Our cities are being poisoned by a toxin that surrounds us day and night. It eats away at our brains, hurts our hearts, clutches at our sleep, and gnaws at the quality of our daily lives.

Hardly a silent killer, it gets short shrift compared to the well-publicised terrors of air pollution and sugars food. It is the dull, thumping, stultifying drum-beat of perpetual noise.

The score that accompanies city life is brutal and constant. It disrupts the everyday: The coffee break ruined by the screech of a line of double decker buses braking at the lights. The lawyer’s conference call broken by drilling as she makes her way to the office. The writer’s struggle to find a quiet corner to pen his latest article.

For city-dwellers, it’s all-consuming and impossible to avoid. Construction, traffic, the whirring of machinery, the neighbour’s stereo. Even at home, the beeps and buzzes made by washing machines, fridges, and phones all serve to distract and unsettle.
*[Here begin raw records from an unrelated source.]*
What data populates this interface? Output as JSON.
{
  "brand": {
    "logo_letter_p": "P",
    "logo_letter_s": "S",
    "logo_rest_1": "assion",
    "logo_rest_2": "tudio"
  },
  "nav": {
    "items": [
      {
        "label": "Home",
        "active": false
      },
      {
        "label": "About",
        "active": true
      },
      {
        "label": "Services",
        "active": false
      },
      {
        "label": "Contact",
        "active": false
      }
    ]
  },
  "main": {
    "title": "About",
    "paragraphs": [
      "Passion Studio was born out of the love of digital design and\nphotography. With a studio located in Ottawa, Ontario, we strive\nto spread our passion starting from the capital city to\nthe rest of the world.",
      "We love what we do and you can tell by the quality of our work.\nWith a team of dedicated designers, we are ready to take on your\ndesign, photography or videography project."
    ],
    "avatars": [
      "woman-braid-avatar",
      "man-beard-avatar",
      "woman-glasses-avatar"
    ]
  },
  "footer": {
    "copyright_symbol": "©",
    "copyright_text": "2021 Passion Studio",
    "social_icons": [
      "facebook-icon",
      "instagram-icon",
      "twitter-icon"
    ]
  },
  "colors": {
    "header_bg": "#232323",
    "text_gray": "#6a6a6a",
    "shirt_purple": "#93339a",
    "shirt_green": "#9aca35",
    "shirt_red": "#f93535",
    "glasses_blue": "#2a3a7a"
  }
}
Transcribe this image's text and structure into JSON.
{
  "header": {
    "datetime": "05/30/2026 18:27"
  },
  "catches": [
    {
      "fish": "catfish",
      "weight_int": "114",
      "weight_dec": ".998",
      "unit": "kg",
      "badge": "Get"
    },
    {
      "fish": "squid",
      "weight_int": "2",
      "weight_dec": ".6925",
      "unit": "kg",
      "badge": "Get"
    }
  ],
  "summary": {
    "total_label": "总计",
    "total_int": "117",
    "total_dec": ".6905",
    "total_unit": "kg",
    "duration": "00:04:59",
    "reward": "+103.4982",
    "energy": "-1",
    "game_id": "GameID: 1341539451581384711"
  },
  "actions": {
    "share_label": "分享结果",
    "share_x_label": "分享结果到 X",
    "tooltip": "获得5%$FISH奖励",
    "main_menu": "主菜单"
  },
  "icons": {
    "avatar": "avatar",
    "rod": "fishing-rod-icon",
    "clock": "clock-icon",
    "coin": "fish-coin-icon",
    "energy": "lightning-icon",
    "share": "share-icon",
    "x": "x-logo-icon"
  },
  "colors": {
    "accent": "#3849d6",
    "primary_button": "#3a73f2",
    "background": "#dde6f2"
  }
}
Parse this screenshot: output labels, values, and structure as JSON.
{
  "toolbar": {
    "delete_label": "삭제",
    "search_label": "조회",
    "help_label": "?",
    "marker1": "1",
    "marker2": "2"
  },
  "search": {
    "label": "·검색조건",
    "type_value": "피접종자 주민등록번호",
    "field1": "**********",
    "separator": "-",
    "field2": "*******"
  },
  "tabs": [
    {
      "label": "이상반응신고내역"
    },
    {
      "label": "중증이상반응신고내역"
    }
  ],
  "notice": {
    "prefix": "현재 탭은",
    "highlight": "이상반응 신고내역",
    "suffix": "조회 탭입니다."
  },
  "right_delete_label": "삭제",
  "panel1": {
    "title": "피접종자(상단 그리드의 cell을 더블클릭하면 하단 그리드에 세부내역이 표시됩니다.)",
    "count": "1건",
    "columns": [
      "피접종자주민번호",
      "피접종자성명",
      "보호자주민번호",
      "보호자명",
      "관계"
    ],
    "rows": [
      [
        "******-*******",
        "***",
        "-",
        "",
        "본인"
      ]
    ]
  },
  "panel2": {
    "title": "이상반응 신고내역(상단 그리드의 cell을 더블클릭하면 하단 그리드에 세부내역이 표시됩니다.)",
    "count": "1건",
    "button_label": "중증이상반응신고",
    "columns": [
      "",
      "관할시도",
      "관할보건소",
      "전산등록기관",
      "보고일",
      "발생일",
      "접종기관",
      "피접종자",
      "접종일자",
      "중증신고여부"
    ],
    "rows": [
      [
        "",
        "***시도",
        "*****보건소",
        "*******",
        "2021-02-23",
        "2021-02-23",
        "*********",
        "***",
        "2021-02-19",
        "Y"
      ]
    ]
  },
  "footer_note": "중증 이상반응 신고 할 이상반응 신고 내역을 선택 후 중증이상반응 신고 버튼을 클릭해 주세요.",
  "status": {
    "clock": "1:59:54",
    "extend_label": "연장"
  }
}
But the never-ending noisiness of city life is far more than a problem of aesthetics. A growing body of evidence shows that noise can have serious health impacts too. Recent studies have linked noise pollution to hearing loss, sleep deprivation, hypertension, heart disease, brain development, and even increased risk of dementia.

One research team compared families living on different stories of the same building in Manhattan to isolate the impact of noise on health and education. They found children in lower, noisier floors were worse at reading than their higher-up peers, an effect that was most pronounced for children who had lived in the building for longest.

Those studies have been replicated for the impact of aircraft noise with similar results. Not only does noise cause higher blood pressure and worsens quality of sleep, it also stymies pupils trying to concentrate in class.

As with many forms of pollution, the poorest are typically the hardest hit. The worst-off in any city often live by busy roads in poorly-insulated houses or flats, cheek by jowl with packed-in neighbours.

The US Department of Transport recently mapped road and aircraft noise across the United States. Predictably, the loudest areas overlapped with some of the country’s most deprived. Those included the south side of Atlanta and the lowest-income areas of LA and Seattle.

Yet as noise pollution grows in line with road and air traffic and rising urban density, public policy has turned a blind eye.

Council noise response services, formally a 24-hour defence against neighbourly disputes, have fallen victim to local government cuts. Decisions on airport expansion and road development pay scant regard to their audible impact. Political platforms remain silent on the loudest poison.

This is odd at a time when we have never had more tools at our disposal to deal with the issue. Electric Vehicles are practically noise-less, yet noise rarely features in the arguments for their adoption. Just replacing today’s bus fleet would transform city centres; doing the same for taxis and trucks would amount to a revolution.

Vehicles are just the start. Millions were spent on a programme of “Warm Homes”; what about “Quiet Homes”? How did we value the noise impact in the decision to build a third runway at Heathrow, and how do we compensate people now that it’s going ahead?

Construction is a major driver of decibels. Should builders compensate “noise victims” for over-drilling? Or could regulation push equipment manufacturers to find new ways to dampen the sound of their kit?

Of course, none of this addresses the noise pollution we impose on ourselves. The bars and clubs we choose to visit or the music we stick in our ears. Whether pumping dance tracks in spin classes or indie rock in trendy coffee shops, people’s desire to compensate for bad noise out there by playing louder noise in here is hard to control for.

The Clean Air Act of 1956 heralded a new era of city life, one where smog and grime gave way to clear skies and clearer lungs. That fight still goes on today.

But some day, we will turn our attention to our clogged-up airwaves. The decibels will fall. #Twitter will give way to twitter. And every now and again, as we step from our homes into city life, we may just hear the sweetest sound of all. Silence.

Adam Swersky is a councillor in Harrow and is cabinet member for finance. He writes in a personal capacity.